In applying the granular material 20 to the surface coating l9 which is applied to the faces of the assembled units I0 and .l I, it is to be understood that such granular material may have impressed therein a mortar joint pattern or the like to provide a surface simulating bricks, or masonry, or the like or that the granular material may be so applied to the coating that a simulation of brick or the like is achieved.
From a consideration of the above description it will be readily seen that there has been herein described a process whereby there may be constructed corner members for use in applying relatively thin external coverings on structures which corner members due to the particular method of construction are thoroughly reinforced at the corners and are continuous around the corners whereby the finished corner is sealed and there is no tendency for' the joint to be-open or irregular as would be the case where surfaced members merely brought to the corner in overlapped abutting relation-or in bevelled contact.
It will be further seen that the inventions hereof'provide a novel method for obtaining a continuous coating acrossthe entire surface of the described corner The inventions hereof having been described in detail, lclaiin:

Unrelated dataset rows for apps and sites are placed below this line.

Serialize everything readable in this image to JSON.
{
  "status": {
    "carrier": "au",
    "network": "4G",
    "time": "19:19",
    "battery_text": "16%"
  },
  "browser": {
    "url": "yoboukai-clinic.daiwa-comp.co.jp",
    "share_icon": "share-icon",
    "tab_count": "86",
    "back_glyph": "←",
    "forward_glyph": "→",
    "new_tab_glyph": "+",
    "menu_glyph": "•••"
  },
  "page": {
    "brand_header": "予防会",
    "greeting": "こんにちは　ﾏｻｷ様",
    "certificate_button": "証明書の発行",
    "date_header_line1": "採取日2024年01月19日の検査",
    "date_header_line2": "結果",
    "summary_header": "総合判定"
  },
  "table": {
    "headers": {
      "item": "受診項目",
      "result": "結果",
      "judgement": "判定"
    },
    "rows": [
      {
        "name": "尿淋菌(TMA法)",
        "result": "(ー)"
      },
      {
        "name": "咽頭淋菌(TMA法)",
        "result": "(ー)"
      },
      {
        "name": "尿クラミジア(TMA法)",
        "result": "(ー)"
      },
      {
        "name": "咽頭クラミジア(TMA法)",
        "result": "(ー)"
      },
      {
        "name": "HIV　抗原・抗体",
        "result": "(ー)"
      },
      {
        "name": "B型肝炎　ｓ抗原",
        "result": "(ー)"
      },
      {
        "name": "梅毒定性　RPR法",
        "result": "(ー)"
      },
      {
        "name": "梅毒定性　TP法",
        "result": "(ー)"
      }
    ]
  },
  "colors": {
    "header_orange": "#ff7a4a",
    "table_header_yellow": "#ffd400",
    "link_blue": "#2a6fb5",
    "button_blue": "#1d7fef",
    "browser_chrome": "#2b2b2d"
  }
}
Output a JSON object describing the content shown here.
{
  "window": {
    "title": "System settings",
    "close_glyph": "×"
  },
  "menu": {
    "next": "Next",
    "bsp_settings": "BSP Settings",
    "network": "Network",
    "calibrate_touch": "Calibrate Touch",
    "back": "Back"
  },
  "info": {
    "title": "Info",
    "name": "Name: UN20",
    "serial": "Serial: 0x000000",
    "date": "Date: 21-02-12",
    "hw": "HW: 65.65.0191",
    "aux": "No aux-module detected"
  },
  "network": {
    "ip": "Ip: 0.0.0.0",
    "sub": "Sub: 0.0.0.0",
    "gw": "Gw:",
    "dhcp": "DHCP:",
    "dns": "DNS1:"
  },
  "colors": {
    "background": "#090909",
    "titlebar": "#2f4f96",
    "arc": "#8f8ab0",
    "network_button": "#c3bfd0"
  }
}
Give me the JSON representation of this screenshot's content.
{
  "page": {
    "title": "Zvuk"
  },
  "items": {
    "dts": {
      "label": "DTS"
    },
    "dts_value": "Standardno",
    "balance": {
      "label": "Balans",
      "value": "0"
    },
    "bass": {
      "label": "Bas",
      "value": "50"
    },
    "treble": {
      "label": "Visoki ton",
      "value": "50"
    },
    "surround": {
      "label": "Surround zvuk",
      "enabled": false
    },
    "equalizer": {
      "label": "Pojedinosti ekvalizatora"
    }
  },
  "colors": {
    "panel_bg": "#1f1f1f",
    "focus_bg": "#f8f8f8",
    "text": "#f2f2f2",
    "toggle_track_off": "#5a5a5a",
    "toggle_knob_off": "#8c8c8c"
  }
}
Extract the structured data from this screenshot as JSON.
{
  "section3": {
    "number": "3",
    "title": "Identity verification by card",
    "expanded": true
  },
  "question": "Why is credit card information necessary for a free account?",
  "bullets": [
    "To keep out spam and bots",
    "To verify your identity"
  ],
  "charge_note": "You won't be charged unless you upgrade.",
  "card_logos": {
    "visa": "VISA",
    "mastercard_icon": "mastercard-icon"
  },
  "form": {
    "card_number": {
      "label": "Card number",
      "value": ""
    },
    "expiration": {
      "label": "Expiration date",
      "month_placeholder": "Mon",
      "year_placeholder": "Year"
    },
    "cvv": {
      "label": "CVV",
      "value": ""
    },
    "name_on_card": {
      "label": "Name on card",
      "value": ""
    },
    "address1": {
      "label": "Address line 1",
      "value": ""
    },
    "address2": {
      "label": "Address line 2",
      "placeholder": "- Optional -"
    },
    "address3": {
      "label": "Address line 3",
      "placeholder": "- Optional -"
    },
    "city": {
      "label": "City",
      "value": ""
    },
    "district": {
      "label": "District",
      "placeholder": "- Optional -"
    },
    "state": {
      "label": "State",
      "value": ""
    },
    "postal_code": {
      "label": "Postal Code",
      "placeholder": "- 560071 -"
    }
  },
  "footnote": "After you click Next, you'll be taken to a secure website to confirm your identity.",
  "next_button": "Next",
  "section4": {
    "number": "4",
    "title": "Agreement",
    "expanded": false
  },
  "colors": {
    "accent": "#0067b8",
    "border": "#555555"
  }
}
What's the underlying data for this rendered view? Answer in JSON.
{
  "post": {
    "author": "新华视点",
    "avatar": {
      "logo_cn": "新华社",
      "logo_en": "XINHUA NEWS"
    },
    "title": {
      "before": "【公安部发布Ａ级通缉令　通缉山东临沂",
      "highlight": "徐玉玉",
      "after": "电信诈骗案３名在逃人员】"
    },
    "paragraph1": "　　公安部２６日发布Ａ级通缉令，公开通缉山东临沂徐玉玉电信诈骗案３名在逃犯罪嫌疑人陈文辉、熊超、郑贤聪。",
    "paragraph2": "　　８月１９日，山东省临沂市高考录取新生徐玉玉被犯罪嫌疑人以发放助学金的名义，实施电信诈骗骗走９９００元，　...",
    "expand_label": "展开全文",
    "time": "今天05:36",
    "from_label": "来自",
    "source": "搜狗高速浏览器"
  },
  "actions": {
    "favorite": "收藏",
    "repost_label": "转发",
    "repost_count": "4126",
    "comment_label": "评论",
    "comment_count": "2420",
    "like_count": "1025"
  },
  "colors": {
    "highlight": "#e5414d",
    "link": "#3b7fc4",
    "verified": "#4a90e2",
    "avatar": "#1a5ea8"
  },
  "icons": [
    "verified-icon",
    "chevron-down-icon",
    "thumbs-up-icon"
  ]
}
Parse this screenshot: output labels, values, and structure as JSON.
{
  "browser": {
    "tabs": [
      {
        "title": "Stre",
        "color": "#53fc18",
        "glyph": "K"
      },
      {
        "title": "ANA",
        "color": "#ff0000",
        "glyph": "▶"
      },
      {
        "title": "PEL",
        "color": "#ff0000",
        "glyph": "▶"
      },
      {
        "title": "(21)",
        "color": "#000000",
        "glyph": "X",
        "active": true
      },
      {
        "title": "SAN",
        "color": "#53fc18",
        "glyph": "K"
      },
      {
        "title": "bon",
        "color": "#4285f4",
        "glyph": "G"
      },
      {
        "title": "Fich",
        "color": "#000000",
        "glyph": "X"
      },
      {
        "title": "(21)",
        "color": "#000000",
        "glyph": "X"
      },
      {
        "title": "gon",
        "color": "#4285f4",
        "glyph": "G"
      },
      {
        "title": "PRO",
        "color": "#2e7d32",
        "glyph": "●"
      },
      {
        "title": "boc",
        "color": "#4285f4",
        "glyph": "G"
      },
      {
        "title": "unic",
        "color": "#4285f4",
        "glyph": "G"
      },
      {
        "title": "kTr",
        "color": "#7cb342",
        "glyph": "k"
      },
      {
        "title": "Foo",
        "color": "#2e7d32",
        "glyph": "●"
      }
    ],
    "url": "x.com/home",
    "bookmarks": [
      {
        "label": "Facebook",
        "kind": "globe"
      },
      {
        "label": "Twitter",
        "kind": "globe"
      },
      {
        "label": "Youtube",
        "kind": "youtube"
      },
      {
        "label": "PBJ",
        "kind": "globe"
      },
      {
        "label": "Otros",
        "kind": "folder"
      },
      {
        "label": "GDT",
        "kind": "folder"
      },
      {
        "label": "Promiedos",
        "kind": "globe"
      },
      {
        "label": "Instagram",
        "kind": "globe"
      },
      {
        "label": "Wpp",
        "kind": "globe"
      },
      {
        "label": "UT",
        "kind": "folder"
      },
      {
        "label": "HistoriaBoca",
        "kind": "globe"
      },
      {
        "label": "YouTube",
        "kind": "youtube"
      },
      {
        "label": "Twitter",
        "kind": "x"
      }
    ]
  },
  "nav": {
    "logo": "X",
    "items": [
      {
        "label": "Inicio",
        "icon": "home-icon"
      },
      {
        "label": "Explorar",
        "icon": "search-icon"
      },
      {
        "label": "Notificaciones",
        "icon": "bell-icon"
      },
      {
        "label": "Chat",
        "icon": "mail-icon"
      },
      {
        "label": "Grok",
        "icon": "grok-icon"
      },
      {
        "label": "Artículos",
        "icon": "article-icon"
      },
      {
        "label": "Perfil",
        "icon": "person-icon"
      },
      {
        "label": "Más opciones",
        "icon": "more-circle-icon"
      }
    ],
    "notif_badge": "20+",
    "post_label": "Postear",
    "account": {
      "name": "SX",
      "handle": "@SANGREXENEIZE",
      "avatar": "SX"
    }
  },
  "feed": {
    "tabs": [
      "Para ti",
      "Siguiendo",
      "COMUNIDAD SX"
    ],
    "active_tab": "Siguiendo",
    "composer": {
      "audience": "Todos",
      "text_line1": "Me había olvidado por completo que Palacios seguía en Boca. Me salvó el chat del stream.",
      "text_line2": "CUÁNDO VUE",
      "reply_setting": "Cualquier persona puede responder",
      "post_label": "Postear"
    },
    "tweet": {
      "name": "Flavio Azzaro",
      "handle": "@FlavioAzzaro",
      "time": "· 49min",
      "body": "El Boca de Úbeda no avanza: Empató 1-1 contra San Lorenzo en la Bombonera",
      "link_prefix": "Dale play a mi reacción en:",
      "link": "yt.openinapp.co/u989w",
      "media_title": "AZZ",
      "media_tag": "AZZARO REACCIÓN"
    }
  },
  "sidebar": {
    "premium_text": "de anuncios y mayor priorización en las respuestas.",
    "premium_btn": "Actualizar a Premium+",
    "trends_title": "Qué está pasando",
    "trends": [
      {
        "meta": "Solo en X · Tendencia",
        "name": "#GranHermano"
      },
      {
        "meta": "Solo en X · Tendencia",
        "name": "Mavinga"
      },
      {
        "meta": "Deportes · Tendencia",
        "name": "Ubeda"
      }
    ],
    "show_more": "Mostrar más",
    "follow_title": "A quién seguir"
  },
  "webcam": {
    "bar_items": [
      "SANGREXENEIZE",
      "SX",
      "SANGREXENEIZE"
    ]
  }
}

The methodof formation of an external structural corner member. wherein the initial steps of preparation are carried out on sheet material arranged flatwise, which material without intervening fabrication is folded to form a corner member and which comprises the successive steps: bringing two separate suitably edge beveled base sheets into co-planar relation and in substantially edge to edge contact to provide a V-shaped recess between the sheets, securing the sheets one to the other in such relation by means of a thin flexible strip adhered over and adjacent the line of edge contact of the sheets,
FLOYD W. ADAMS.